TASK PROMPT: Work out how many lines of the listing hold the string "this". Answer with that number alone.

DATASET RECORDS:

———

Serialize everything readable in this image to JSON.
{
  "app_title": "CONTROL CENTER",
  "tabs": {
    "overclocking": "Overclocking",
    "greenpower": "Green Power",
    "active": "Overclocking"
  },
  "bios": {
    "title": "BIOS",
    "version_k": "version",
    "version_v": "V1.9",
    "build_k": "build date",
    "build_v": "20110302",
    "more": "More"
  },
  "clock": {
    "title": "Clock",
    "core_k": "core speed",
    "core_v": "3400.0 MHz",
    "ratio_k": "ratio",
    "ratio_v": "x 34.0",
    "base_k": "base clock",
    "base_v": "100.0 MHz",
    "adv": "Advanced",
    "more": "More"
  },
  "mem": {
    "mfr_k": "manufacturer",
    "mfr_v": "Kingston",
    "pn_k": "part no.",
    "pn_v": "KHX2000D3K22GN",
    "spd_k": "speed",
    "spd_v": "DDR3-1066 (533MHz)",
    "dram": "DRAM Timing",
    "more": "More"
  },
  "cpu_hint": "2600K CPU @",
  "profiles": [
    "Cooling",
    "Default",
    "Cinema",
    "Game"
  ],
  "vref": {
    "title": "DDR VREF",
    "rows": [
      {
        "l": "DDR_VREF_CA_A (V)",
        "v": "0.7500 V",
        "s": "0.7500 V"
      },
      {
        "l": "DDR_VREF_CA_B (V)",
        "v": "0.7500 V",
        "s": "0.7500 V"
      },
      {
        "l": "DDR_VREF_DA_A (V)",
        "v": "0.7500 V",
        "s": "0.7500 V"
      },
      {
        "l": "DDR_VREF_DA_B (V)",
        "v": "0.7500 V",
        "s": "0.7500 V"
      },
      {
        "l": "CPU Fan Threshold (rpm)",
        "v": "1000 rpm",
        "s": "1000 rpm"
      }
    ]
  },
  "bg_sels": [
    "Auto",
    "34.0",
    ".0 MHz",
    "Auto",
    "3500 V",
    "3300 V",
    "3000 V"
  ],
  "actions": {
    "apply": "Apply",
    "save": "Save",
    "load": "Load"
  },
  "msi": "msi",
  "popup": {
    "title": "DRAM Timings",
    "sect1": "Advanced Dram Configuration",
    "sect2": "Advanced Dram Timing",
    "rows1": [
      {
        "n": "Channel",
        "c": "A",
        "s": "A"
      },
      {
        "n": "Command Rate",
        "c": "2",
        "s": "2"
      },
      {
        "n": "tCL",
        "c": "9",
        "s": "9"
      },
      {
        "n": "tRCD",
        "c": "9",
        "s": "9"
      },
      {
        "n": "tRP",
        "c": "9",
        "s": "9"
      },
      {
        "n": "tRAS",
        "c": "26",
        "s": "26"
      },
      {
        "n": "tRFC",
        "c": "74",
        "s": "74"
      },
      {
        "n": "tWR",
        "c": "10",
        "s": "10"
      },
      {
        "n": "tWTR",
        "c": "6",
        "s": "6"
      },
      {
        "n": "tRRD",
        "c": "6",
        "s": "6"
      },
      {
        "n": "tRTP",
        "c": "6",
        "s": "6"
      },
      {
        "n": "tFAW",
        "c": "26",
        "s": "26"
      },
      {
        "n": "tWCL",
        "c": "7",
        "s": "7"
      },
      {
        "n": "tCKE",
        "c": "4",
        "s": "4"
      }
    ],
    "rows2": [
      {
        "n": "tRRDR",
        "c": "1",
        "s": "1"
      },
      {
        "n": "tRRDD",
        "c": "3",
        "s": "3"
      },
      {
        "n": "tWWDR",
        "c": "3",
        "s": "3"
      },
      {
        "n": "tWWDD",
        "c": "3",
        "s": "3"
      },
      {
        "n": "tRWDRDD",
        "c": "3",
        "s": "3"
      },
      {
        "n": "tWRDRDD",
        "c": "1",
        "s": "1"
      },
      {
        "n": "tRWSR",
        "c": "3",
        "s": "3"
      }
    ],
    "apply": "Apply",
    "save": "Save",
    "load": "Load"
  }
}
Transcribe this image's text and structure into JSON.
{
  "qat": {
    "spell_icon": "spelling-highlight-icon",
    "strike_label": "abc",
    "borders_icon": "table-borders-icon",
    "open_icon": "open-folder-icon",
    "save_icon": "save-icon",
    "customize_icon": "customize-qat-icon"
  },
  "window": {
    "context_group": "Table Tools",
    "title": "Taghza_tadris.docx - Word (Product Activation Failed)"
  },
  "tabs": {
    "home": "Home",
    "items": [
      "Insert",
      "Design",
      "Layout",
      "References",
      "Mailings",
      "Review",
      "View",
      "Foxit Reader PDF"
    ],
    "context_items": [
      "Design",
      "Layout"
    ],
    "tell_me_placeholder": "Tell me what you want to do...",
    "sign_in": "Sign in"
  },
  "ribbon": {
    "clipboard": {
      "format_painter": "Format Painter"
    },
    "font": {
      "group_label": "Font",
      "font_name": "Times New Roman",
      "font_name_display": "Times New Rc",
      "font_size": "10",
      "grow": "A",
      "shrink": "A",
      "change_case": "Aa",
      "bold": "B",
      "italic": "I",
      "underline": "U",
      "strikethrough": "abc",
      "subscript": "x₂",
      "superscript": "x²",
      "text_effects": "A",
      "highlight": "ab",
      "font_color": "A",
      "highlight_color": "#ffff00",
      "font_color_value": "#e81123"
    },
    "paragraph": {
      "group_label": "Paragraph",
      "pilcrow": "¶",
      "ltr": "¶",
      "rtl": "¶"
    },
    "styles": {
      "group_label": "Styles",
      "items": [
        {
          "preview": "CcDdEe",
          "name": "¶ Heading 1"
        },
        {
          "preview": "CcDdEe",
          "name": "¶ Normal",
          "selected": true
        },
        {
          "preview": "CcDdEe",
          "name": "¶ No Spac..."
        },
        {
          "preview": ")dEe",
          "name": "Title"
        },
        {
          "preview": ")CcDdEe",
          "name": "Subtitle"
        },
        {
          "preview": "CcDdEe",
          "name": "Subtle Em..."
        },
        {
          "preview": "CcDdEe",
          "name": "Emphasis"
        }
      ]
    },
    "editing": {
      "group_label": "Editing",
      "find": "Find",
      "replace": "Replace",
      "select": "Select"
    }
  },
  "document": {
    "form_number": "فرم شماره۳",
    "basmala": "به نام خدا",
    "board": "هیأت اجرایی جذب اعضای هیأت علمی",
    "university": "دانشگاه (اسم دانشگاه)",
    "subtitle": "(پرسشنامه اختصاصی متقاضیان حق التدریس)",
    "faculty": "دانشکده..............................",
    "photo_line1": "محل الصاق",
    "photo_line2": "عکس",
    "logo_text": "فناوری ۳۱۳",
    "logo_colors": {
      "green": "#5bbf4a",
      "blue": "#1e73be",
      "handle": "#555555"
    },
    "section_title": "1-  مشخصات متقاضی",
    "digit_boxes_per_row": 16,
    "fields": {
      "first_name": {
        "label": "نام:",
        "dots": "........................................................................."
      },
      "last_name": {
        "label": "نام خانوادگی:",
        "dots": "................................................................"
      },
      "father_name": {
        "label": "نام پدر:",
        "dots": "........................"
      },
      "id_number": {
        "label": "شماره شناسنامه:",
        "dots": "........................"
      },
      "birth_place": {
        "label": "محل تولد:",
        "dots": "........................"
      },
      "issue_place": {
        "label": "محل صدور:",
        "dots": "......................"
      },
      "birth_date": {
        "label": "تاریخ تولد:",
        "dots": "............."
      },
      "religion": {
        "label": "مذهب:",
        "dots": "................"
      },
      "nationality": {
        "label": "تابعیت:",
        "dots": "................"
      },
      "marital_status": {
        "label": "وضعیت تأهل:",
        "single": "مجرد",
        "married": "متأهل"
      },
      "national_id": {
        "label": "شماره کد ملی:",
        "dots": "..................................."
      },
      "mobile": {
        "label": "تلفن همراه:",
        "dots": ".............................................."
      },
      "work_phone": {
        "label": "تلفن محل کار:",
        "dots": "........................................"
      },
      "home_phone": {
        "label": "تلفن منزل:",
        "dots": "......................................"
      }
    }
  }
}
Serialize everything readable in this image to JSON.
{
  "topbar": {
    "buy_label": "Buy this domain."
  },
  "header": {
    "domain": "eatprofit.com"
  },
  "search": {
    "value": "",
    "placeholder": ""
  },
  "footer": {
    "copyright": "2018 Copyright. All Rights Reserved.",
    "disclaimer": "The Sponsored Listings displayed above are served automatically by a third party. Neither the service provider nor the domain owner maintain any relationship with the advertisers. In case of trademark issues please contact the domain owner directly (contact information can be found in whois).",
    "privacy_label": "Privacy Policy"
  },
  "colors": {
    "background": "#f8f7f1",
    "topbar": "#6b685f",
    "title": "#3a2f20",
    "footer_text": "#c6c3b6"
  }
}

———

WORKED SOLUTION: 4